• Supplied records:
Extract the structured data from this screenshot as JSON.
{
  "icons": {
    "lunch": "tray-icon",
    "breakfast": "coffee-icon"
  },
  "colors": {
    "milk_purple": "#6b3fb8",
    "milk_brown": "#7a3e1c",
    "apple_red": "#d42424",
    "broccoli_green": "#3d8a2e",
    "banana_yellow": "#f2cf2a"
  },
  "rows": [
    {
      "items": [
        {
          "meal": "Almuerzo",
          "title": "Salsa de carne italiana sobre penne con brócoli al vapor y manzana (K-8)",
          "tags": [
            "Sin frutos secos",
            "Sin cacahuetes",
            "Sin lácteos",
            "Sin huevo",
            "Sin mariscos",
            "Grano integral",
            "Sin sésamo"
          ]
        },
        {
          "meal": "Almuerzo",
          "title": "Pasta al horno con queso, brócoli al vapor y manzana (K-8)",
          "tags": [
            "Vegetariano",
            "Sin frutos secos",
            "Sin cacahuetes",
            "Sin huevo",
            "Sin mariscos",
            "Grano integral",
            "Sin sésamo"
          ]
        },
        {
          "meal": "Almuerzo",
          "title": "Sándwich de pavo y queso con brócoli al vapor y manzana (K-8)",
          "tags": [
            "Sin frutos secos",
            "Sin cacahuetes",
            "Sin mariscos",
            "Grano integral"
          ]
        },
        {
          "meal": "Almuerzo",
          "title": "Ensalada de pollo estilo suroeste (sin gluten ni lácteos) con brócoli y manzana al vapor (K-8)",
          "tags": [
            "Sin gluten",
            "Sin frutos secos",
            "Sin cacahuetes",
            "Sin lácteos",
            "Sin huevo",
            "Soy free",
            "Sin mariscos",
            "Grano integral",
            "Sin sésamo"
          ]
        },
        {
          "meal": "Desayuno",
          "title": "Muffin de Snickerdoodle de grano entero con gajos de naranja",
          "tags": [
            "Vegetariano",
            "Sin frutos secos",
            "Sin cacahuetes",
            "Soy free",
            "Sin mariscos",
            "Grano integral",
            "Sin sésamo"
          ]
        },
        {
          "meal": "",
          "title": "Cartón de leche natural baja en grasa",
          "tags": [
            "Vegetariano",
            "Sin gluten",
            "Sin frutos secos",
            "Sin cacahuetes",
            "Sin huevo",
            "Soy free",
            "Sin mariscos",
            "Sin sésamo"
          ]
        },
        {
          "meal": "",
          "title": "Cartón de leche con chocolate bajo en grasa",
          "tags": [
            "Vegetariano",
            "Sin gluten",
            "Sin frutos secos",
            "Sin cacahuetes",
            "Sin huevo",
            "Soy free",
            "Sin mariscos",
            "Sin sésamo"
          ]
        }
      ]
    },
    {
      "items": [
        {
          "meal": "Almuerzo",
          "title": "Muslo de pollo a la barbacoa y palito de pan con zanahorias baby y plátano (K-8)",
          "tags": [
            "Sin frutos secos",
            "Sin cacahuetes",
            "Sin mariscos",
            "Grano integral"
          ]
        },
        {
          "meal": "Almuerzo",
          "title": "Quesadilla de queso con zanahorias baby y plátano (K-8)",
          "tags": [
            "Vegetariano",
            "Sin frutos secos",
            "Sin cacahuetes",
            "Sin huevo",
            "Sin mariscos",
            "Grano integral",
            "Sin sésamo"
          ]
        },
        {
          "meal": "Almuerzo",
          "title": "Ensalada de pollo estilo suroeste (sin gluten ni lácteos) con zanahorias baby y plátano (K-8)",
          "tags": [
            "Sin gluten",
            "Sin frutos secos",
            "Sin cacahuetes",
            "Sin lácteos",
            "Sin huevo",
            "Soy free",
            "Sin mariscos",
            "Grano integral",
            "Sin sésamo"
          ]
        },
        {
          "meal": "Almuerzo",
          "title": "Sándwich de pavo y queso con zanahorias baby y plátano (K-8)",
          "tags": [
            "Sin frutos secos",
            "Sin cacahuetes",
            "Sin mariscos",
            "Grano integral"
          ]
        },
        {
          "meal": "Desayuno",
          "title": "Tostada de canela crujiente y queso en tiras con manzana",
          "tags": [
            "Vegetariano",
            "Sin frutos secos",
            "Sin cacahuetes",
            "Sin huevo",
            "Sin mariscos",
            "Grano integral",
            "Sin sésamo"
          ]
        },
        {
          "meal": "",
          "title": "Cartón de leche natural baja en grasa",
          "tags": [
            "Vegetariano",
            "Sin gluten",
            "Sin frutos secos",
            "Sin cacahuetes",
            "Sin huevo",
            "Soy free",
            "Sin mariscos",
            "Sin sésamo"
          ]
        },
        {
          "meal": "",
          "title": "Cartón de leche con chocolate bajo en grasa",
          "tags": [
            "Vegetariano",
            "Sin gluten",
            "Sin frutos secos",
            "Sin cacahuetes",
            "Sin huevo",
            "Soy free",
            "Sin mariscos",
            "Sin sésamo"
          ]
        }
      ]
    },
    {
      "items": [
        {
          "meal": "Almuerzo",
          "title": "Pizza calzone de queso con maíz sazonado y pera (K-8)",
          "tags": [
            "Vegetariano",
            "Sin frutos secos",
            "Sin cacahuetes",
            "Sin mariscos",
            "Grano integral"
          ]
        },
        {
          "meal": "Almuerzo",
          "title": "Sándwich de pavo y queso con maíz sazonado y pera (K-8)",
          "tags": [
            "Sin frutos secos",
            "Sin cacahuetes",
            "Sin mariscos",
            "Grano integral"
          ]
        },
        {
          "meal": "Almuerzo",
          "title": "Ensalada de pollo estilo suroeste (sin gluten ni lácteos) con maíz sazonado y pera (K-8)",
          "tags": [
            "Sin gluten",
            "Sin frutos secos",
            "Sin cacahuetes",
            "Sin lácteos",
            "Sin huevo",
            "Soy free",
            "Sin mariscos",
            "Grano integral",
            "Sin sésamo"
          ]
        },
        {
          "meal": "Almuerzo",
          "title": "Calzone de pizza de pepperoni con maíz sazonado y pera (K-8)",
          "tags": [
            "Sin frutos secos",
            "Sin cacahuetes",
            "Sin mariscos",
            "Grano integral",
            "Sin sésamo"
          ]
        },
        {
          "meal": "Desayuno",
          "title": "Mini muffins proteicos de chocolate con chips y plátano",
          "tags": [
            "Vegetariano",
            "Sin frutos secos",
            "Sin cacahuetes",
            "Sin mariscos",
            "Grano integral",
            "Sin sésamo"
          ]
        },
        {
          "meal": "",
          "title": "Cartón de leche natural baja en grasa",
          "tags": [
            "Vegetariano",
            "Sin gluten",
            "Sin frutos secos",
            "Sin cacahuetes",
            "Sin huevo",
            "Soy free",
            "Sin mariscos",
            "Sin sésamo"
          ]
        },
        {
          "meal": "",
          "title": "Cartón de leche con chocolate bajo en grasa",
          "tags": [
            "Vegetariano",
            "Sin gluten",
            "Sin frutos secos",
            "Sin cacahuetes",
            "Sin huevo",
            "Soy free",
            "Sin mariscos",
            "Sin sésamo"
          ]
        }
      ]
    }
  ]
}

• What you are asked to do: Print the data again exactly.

• Reply:
Extract the structured data from this screenshot as JSON.
{
  "icons": {
    "lunch": "tray-icon",
    "breakfast": "coffee-icon"
  },
  "colors": {
    "milk_purple": "#6b3fb8",
    "milk_brown": "#7a3e1c",
    "apple_red": "#d42424",
    "broccoli_green": "#3d8a2e",
    "banana_yellow": "#f2cf2a"
  },
  "rows": [
    {
      "items": [
        {
          "meal": "Almuerzo",
          "title": "Salsa de carne italiana sobre penne con brócoli al vapor y manzana (K-8)",
          "tags": [
            "Sin frutos secos",
            "Sin cacahuetes",
            "Sin lácteos",
            "Sin huevo",
            "Sin mariscos",
            "Grano integral",
            "Sin sésamo"
          ]
        },
        {
          "meal": "Almuerzo",
          "title": "Pasta al horno con queso, brócoli al vapor y manzana (K-8)",
          "tags": [
            "Vegetariano",
            "Sin frutos secos",
            "Sin cacahuetes",
            "Sin huevo",
            "Sin mariscos",
            "Grano integral",
            "Sin sésamo"
          ]
        },
        {
          "meal": "Almuerzo",
          "title": "Sándwich de pavo y queso con brócoli al vapor y manzana (K-8)",
          "tags": [
            "Sin frutos secos",
            "Sin cacahuetes",
            "Sin mariscos",
            "Grano integral"
          ]
        },
        {
          "meal": "Almuerzo",
          "title": "Ensalada de pollo estilo suroeste (sin gluten ni lácteos) con brócoli y manzana al vapor (K-8)",
          "tags": [
            "Sin gluten",
            "Sin frutos secos",
            "Sin cacahuetes",
            "Sin lácteos",
            "Sin huevo",
            "Soy free",
            "Sin mariscos",
            "Grano integral",
            "Sin sésamo"
          ]
        },
        {
          "meal": "Desayuno",
          "title": "Muffin de Snickerdoodle de grano entero con gajos de naranja",
          "tags": [
            "Vegetariano",
            "Sin frutos secos",
            "Sin cacahuetes",
            "Soy free",
            "Sin mariscos",
            "Grano integral",
            "Sin sésamo"
          ]
        },
        {
          "meal": "",
          "title": "Cartón de leche natural baja en grasa",
          "tags": [
            "Vegetariano",
            "Sin gluten",
            "Sin frutos secos",
            "Sin cacahuetes",
            "Sin huevo",
            "Soy free",
            "Sin mariscos",
            "Sin sésamo"
          ]
        },
        {
          "meal": "",
          "title": "Cartón de leche con chocolate bajo en grasa",
          "tags": [
            "Vegetariano",
            "Sin gluten",
            "Sin frutos secos",
            "Sin cacahuetes",
            "Sin huevo",
            "Soy free",
            "Sin mariscos",
            "Sin sésamo"
          ]
        }
      ]
    },
    {
      "items": [
        {
          "meal": "Almuerzo",
          "title": "Muslo de pollo a la barbacoa y palito de pan con zanahorias baby y plátano (K-8)",
          "tags": [
            "Sin frutos secos",
            "Sin cacahuetes",
            "Sin mariscos",
            "Grano integral"
          ]
        },
        {
          "meal": "Almuerzo",
          "title": "Quesadilla de queso con zanahorias baby y plátano (K-8)",
          "tags": [
            "Vegetariano",
            "Sin frutos secos",
            "Sin cacahuetes",
            "Sin huevo",
            "Sin mariscos",
            "Grano integral",
            "Sin sésamo"
          ]
        },
        {
          "meal": "Almuerzo",
          "title": "Ensalada de pollo estilo suroeste (sin gluten ni lácteos) con zanahorias baby y plátano (K-8)",
          "tags": [
            "Sin gluten",
            "Sin frutos secos",
            "Sin cacahuetes",
            "Sin lácteos",
            "Sin huevo",
            "Soy free",
            "Sin mariscos",
            "Grano integral",
            "Sin sésamo"
          ]
        },
        {
          "meal": "Almuerzo",
          "title": "Sándwich de pavo y queso con zanahorias baby y plátano (K-8)",
          "tags": [
            "Sin frutos secos",
            "Sin cacahuetes",
            "Sin mariscos",
            "Grano integral"
          ]
        },
        {
          "meal": "Desayuno",
          "title": "Tostada de canela crujiente y queso en tiras con manzana",
          "tags": [
            "Vegetariano",
            "Sin frutos secos",
            "Sin cacahuetes",
            "Sin huevo",
            "Sin mariscos",
            "Grano integral",
            "Sin sésamo"
          ]
        },
        {
          "meal": "",
          "title": "Cartón de leche natural baja en grasa",
          "tags": [
            "Vegetariano",
            "Sin gluten",
            "Sin frutos secos",
            "Sin cacahuetes",
            "Sin huevo",
            "Soy free",
            "Sin mariscos",
            "Sin sésamo"
          ]
        },
        {
          "meal": "",
          "title": "Cartón de leche con chocolate bajo en grasa",
          "tags": [
            "Vegetariano",
            "Sin gluten",
            "Sin frutos secos",
            "Sin cacahuetes",
            "Sin huevo",
            "Soy free",
            "Sin mariscos",
            "Sin sésamo"
          ]
        }
      ]
    },
    {
      "items": [
        {
          "meal": "Almuerzo",
          "title": "Pizza calzone de queso con maíz sazonado y pera (K-8)",
          "tags": [
            "Vegetariano",
            "Sin frutos secos",
            "Sin cacahuetes",
            "Sin mariscos",
            "Grano integral"
          ]
        },
        {
          "meal": "Almuerzo",
          "title": "Sándwich de pavo y queso con maíz sazonado y pera (K-8)",
          "tags": [
            "Sin frutos secos",
            "Sin cacahuetes",
            "Sin mariscos",
            "Grano integral"
          ]
        },
        {
          "meal": "Almuerzo",
          "title": "Ensalada de pollo estilo suroeste (sin gluten ni lácteos) con maíz sazonado y pera (K-8)",
          "tags": [
            "Sin gluten",
            "Sin frutos secos",
            "Sin cacahuetes",
            "Sin lácteos",
            "Sin huevo",
            "Soy free",
            "Sin mariscos",
            "Grano integral",
            "Sin sésamo"
          ]
        },
        {
          "meal": "Almuerzo",
          "title": "Calzone de pizza de pepperoni con maíz sazonado y pera (K-8)",
          "tags": [
            "Sin frutos secos",
            "Sin cacahuetes",
            "Sin mariscos",
            "Grano integral",
            "Sin sésamo"
          ]
        },
        {
          "meal": "Desayuno",
          "title": "Mini muffins proteicos de chocolate con chips y plátano",
          "tags": [
            "Vegetariano",
            "Sin frutos secos",
            "Sin cacahuetes",
            "Sin mariscos",
            "Grano integral",
            "Sin sésamo"
          ]
        },
        {
          "meal": "",
          "title": "Cartón de leche natural baja en grasa",
          "tags": [
            "Vegetariano",
            "Sin gluten",
            "Sin frutos secos",
            "Sin cacahuetes",
            "Sin huevo",
            "Soy free",
            "Sin mariscos",
            "Sin sésamo"
          ]
        },
        {
          "meal": "",
          "title": "Cartón de leche con chocolate bajo en grasa",
          "tags": [
            "Vegetariano",
            "Sin gluten",
            "Sin frutos secos",
            "Sin cacahuetes",
            "Sin huevo",
            "Soy free",
            "Sin mariscos",
            "Sin sésamo"
          ]
        }
      ]
    }
  ]
}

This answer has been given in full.